Note: similarly you can select the NAD27 state plane systems from Coordinate Systems > Projected > North America > United States > US State Plane NAD 27 if appropriate.

Improved Reprojection Engine in MAPublisher 8.3

One of the exciting new changes in MAPublisher 8.3 is that we’ve substantially rewritten our reprojection engine. What I’d like to do here is explain what the changes are, and what they mean for you, the user.

The old reprojection engine was point-by-point. Essentially, we walked each path and simply reprojected each point one by one. This simple approach works very well but it has one important deficiency: it lacks context. The internal reprojection system never sees anything more than a single point, and therefore is limited to just reprojecting.

So what is the new system doing? Our new reprojection engine is performed feature-by-feature. This is important because it means the internal system no longer just sees a single point, but rather a collection of points and how they are arranged. This means it can notice things like an area that wraps around to the other side of the world! In the old system, it would just blindly punch out points, and if a path suddenly jumped to the other side of the page, well, that’s where the path went. But now the reprojection engine can notice things like that, and clip the art appropriately. If necessary, it will even break a single path into a compound path! But it’s probably easier to understand if we demonstrate it visually.

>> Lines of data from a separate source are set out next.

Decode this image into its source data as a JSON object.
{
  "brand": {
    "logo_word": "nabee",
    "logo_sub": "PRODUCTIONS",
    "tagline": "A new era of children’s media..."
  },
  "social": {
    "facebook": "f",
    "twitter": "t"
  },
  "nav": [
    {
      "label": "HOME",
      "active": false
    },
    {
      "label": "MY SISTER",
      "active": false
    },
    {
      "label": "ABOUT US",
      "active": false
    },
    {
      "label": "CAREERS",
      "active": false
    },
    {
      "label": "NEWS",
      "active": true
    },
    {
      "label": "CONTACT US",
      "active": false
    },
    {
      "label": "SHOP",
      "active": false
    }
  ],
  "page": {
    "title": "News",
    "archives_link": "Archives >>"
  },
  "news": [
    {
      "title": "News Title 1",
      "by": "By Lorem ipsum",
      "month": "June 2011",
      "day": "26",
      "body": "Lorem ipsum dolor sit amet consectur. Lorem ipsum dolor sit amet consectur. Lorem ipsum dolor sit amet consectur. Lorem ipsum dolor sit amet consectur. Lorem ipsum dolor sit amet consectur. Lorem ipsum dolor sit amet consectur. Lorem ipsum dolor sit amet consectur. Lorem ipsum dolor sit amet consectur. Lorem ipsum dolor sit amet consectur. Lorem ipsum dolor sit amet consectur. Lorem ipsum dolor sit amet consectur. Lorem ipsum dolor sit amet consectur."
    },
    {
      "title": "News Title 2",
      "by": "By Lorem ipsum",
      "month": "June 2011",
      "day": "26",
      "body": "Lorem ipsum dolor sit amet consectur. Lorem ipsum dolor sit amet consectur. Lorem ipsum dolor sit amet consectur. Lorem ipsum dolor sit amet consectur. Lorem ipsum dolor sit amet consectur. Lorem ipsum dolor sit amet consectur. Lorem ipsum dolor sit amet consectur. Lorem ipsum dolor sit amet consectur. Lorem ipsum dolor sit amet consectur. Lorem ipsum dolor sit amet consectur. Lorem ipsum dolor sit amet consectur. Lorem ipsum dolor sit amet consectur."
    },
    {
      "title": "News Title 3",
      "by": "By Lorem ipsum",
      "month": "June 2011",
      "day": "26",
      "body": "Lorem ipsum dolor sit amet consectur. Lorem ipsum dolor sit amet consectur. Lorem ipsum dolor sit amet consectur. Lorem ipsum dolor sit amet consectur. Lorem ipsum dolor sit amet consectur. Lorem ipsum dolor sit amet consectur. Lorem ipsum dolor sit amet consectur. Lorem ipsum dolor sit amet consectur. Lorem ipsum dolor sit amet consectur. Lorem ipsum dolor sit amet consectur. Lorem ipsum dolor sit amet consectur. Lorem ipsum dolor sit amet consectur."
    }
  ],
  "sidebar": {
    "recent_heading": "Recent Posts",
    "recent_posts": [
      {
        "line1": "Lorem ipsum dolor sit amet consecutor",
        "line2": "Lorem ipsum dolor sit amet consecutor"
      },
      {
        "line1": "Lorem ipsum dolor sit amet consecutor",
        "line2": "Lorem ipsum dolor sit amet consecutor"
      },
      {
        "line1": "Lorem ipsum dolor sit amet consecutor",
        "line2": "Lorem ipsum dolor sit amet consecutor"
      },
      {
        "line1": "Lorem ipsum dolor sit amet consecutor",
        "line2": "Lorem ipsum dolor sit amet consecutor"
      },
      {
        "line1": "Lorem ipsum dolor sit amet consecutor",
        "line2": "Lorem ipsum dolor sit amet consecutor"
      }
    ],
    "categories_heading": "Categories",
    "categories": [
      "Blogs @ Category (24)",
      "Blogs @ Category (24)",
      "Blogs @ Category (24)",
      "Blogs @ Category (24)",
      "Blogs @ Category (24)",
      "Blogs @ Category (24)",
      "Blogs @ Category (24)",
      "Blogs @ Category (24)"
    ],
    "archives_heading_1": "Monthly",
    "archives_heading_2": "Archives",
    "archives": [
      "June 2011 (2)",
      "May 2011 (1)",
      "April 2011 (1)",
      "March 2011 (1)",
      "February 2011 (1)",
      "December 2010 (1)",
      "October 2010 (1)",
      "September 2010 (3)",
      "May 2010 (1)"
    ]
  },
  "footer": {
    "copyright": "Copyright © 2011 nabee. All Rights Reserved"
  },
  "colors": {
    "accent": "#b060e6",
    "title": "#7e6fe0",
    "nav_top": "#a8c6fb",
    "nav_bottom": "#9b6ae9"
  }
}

Here is a map of Canada with two layers: rivers & provinces. Both sets of art are coloured nicely and the provinces layer even has an opacity reduction to make the rivers stand out a little.

Before transform

I’ve created a new coordinate system I’ve called ‘Miller Cylindrical Shifted’. I just made a copy of the ‘Miller Cylindrical’ coordinate system and then altered my copy’s central meridian to be 90 instead of zero. I did this so that if I reproject Canada into ‘Miller Cylindrical Shifted’, half of Canada should be on the left-hand side, and half should be on the right-hand side. Let’s see how MAPublisher 8.2 handles it:

After transform in 8.2

Yikes! The old reprojection engine had no idea that some of those lines were going off the end of the projection’s envelope!

Now let’s try it in MAPublisher 8.3 with the new reprojection engine:

After transform in 8.3

Wow! What a difference feature-by-feature makes! The new engine recognizes that those paths needed to be clipped and properly split polygons and lines as needed. It’s also important to note that the areas & lines are still intact. e.g. Northwest Territories was split, but it’s still a single compound path with all of its islands — some of those islands have simply been split into pieces. The split even preserves all the original path’s properties, including attributes and styles!